My regular reader may remember me musing on the likelihood of a post Brexit barrier for Brits to be stopped at. Well I’ve no idea where it would be placed on the western route from France to Spain because the D810 became the GI 636 with no sign of an Au revoir from France or Bienvenido from Spain. I just spotted a Repsol garage and became suspicious (my motorhomer reader, who may or may not be my regular reader, will know what I mean) and confirmation came from roadsigns now in Spanish. The weather rapidly went from bad to English; leaden grey, miserable skies and heavy drizzle alternating with lashing rain in a cold, gusting wind. The welcome did improve however, with the turnout of 5, yes 5, extremely exceptional convoys spread over many kilometers, to greet me and slow me on my way! One load looked like a part-built train carriage, another looked as if it might have had the train carriage’s wheels; the rest I just registered as very large, lumpy and heavy looking. It made life interesting going up to 2,000ft behind one of them when we came to the roadworks. Welcome to Spain – just like home!

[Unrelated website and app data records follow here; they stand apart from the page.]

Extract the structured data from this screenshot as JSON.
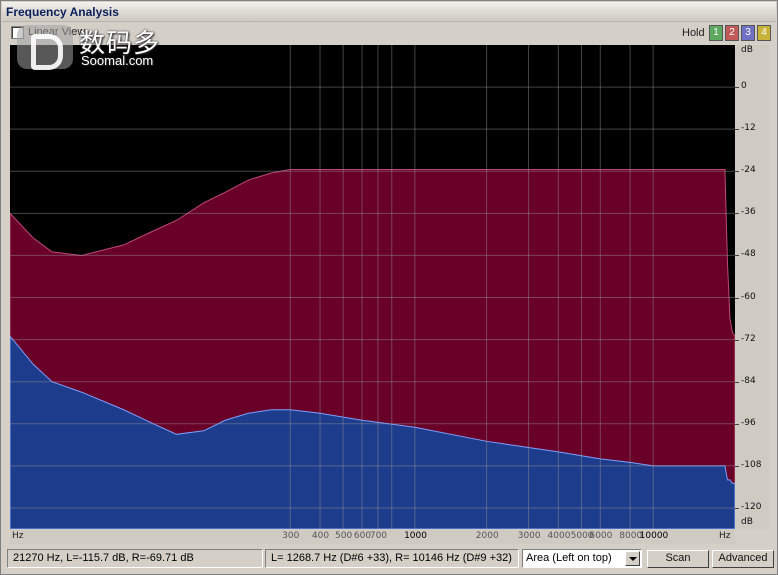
{
  "window": {
    "title": "Frequency Analysis"
  },
  "toolbar": {
    "linear_view_label": "Linear View",
    "linear_view_checked": false,
    "hold_label": "Hold",
    "hold_buttons": [
      "1",
      "2",
      "3",
      "4"
    ],
    "hold_colors": [
      "#5ea860",
      "#c25a5a",
      "#7070c4",
      "#c8b23a"
    ]
  },
  "watermark": {
    "cn": "数码多",
    "en": "Soomal.com"
  },
  "chart_data": {
    "type": "area",
    "xscale": "log",
    "xlim": [
      20,
      22050
    ],
    "ylim": [
      -126,
      12
    ],
    "y_unit": "dB",
    "x_unit": "Hz",
    "grid": true,
    "y_ticks": [
      -120,
      -108,
      -96,
      -84,
      -72,
      -60,
      -48,
      -36,
      -24,
      -12,
      0
    ],
    "x_ticks": [
      300,
      400,
      500,
      600,
      700,
      800,
      1000,
      2000,
      3000,
      4000,
      5000,
      6000,
      8000,
      10000
    ],
    "x_tick_labels": [
      "300",
      "400",
      "500",
      "600",
      "700",
      "1000",
      "2000",
      "3000",
      "4000",
      "5000",
      "6000",
      "8000",
      "10000"
    ],
    "series": [
      {
        "color": "#680028",
        "x": [
          20,
          25,
          30,
          40,
          60,
          80,
          100,
          130,
          160,
          200,
          250,
          300,
          400,
          500,
          1000,
          5000,
          15000,
          20000,
          20500,
          21000,
          21500,
          22050
        ],
        "values": [
          -36,
          -43,
          -47,
          -48,
          -45,
          -41,
          -38,
          -33,
          -30,
          -26.5,
          -24.5,
          -23.5,
          -23.5,
          -23.5,
          -23.5,
          -23.5,
          -23.5,
          -23.5,
          -50,
          -66,
          -70,
          -71
        ]
      },
      {
        "color": "#1e3c8c",
        "x": [
          20,
          25,
          30,
          40,
          60,
          80,
          100,
          130,
          160,
          200,
          250,
          300,
          400,
          600,
          1000,
          2000,
          4000,
          6000,
          8000,
          10000,
          15000,
          20000,
          20500,
          21000,
          21500,
          22050
        ],
        "values": [
          -71,
          -79,
          -84,
          -87,
          -92,
          -96,
          -99,
          -98,
          -95,
          -93,
          -92,
          -92,
          -93,
          -95,
          -97,
          -101,
          -104,
          -106,
          -107,
          -108,
          -108,
          -108,
          -112,
          -112,
          -113,
          -113
        ]
      }
    ]
  },
  "yaxis": {
    "unit_top": "dB",
    "unit_bottom": "dB"
  },
  "xaxis": {
    "unit_left": "Hz",
    "unit_right": "Hz"
  },
  "status": {
    "cursor_readout": "21270 Hz, L=-115.7 dB, R=-69.71 dB",
    "peak_readout": "L= 1268.7 Hz (D#6 +33), R=  10146 Hz (D#9 +32)",
    "view_mode": "Area (Left on top)",
    "scan_label": "Scan",
    "advanced_label": "Advanced"
  }
}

Overnight at Burgos was very cold 3℃ – heating was used! But the next day dawned bright and sunny. Burgos is not an exceptional city, apart from the cathedral which is amongst the most beautiful I’ve ever seen.

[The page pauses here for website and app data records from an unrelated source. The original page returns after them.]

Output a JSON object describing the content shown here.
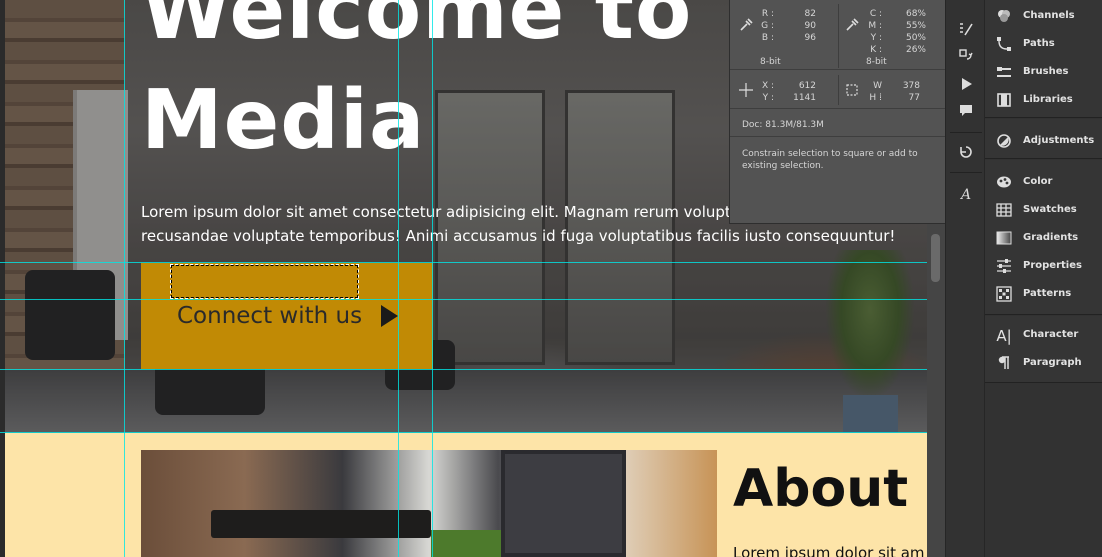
{
  "document": {
    "hero": {
      "title_line1": "Welcome to Th",
      "title_line2": "Media",
      "paragraph_line1": "Lorem ipsum dolor sit amet consectetur adipisicing elit. Magnam rerum voluptat",
      "paragraph_line2": "recusandae voluptate temporibus! Animi accusamus id fuga voluptatibus facilis iusto consequuntur!",
      "cta_label": "Connect with us"
    },
    "about": {
      "title": "About U",
      "text": "Lorem ipsum dolor sit am"
    }
  },
  "info_panel": {
    "rgb": {
      "r_label": "R :",
      "r": "82",
      "g_label": "G :",
      "g": "90",
      "b_label": "B :",
      "b": "96",
      "bit": "8-bit"
    },
    "cmyk": {
      "c_label": "C :",
      "c": "68%",
      "m_label": "M :",
      "m": "55%",
      "y_label": "Y :",
      "y": "50%",
      "k_label": "K :",
      "k": "26%",
      "bit": "8-bit"
    },
    "pos": {
      "x_label": "X :",
      "x": "612",
      "y_label": "Y :",
      "y": "1141"
    },
    "size": {
      "w_label": "W :",
      "w": "378",
      "h_label": "H :",
      "h": "77"
    },
    "doc": "Doc: 81.3M/81.3M",
    "hint": "Constrain selection to square or add to existing selection."
  },
  "tool_strip": [
    {
      "name": "history-brush-tool",
      "icon": "☰"
    },
    {
      "name": "transform-tool",
      "icon": "⇄"
    },
    {
      "name": "play-action-tool",
      "icon": "▶"
    },
    {
      "name": "comment-tool",
      "icon": "✉"
    },
    {
      "name": "history-tool",
      "icon": "↺"
    },
    {
      "name": "glyphs-tool",
      "icon": "A"
    }
  ],
  "panels": {
    "group1": [
      "Channels",
      "Paths",
      "Brushes",
      "Libraries"
    ],
    "group2": [
      "Adjustments"
    ],
    "group3": [
      "Color",
      "Swatches",
      "Gradients",
      "Properties",
      "Patterns"
    ],
    "group4": [
      "Character",
      "Paragraph"
    ]
  },
  "panel_icons": {
    "channels": "channels-icon",
    "paths": "paths-icon",
    "brushes": "brushes-icon",
    "libraries": "libraries-icon",
    "adjustments": "adjustments-icon",
    "color": "color-icon",
    "swatches": "swatches-icon",
    "gradients": "gradients-icon",
    "properties": "properties-icon",
    "patterns": "patterns-icon",
    "character": "character-icon",
    "paragraph": "paragraph-icon"
  },
  "colors": {
    "cta_background": "#c18a05",
    "about_background": "#fde4a8",
    "guide": "#00e6e6",
    "panel_background": "#535353"
  }
}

Driving to Valladolid (Bayadolid) this morning I turned on the elevation doohdah on the sat nag and I realised why I’ve been so cold – haven’t been below 2,700ft for the past 3 days …
🙂 🙂 🙂